My dad’s legacy is a statement he makes as a salutation sign-off at the end of a conversation. In The Significance Factor, I devoted a chapter to Do Good Stuff. It’s a reminder for each of us to make a difference, to give back, and to keep investing in education both for yourself, as well as for others.
My journey is shaped by my father who modeled the way for so many of us. I learned the value of giving back and being of service. He’s a bit of a “driver” type personality, so when he has an opinion about something or the way something should be done, he’ll let you know.
It was hard to grow up with; his opinion seemed to be THE opinion. I think I came to the place of everyone needs to have their own voice because of how I was raised. And now, as an adult, I’m figuring that out. Yes, I’m still figuring that out. The good news is that with social media, it’s clear that I’m not...
As I write this, I’m sitting on an airplane that is getting its second coating of de-icing. I joked that de icing is de best part.
Why joke? I mean, I’m now two-and-a-half hours delayed. Two and a half hours!!!
I could be angry.
I could be worried.
Instead, I changed perspective to know that I’m in the best hands possible and that the best decisions – safety-based decisions – are being made for me. So here I sit, with my computer in my lap, tackling one more thing on my list.
I was looking for inspiration. Who knew it would come in the form of a snowstorm that has caused massive flight delays!
I’m peaceful. I’m happy. I’m content. (I’m also not jammed into a middle seat, so that helps, but still…).
Here’s what’s cool for me as an observer of people: No one on this plane is pissed. No one is demanding that we get going....
How often has someone near you done something or suggest you do something together to which you responded (either with that voice in your head or out loud), “Oh, yeah, but that’s just not me.”
That’s fine for someone else, but that’s just not me.
Welcome to Wednesdays With Wayne where this week I’m asking you the question – How Do You Know???
Dancing is fine for other people, but that’s just not me.
Singing karaoke is okay for those people, I mean look, they’ve been drinking, but that’s just not me.
Dying your hair purple is okay, I guess. But wow, that’s just not me.

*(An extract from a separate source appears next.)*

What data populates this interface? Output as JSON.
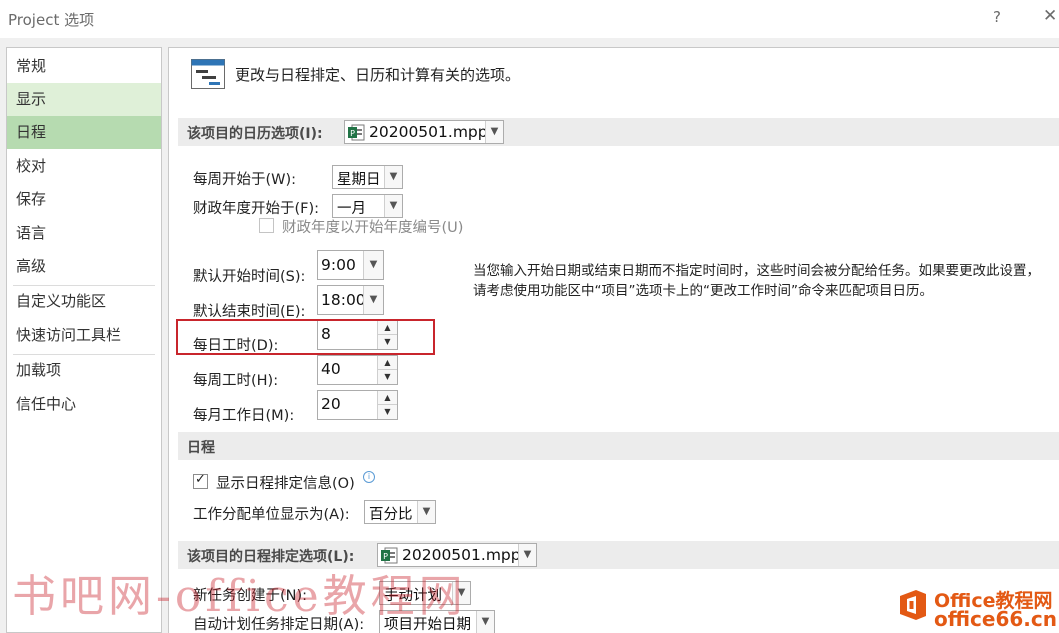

How do you know?
That purple hair thing… I dared to try it about six years ago.
It’s hair. I knew it’d grow out if I hated it. It’s like trying on a sweater or some other jewelry. It turned out that dying my hair purple made the darker areas darker and the slightly silver areas tinge with...
My wife turned to me and said, “I respectfully disagree.” We were discussing self-esteem. It turned out that we both actually DID agree with each other. We just had a different approach to the topic. No one gets a prize for just showing up. Showing up is your job.
And, sometimes we need a cheerleader in our corner, someone to remind us that we can do it. That’s different than being given a prize for just trying. If you get in the game, I’ll cheer you on. If you win, I’ll celebrate that win. If you don’t win, I’ll remind you that you’re capable of figuring it out and help you strategize for how to do better.
That’s different than telling you that you’re wonderful just for even having the dream of maybe wanting to try to put your toe in the water sometime soon maybe kind of.
Welcome to this week’s Wednesdays With Wayne!
No, I’m not a big fan of entitlement....
In a recent conversation with a client, we spoke about how to connect the outer world with the inner world and vice versa. Our conversation turned to how simplification and decluttering actually makes room for new possibilities to enter your world. Sometimes simply having space creates the new opportunities.
In terms of productivity, the more that you can clear your workspace and the more that you can simplify, the more productive you actually become. For those people who have incredibly complex lives and crowded calendars, simplification and decluttering becomes all the more important.
Here's something to practice: Look around. What one thing in your workspace or wherever it is you are seeing this or reading this, what one thing in that space can you get rid of, just one, right now? Maybe it's a pen that no longer works. Maybe it's that piece of mail (or stack of mail?) that you've been meaning to get to. Go through it; get rid of it. When...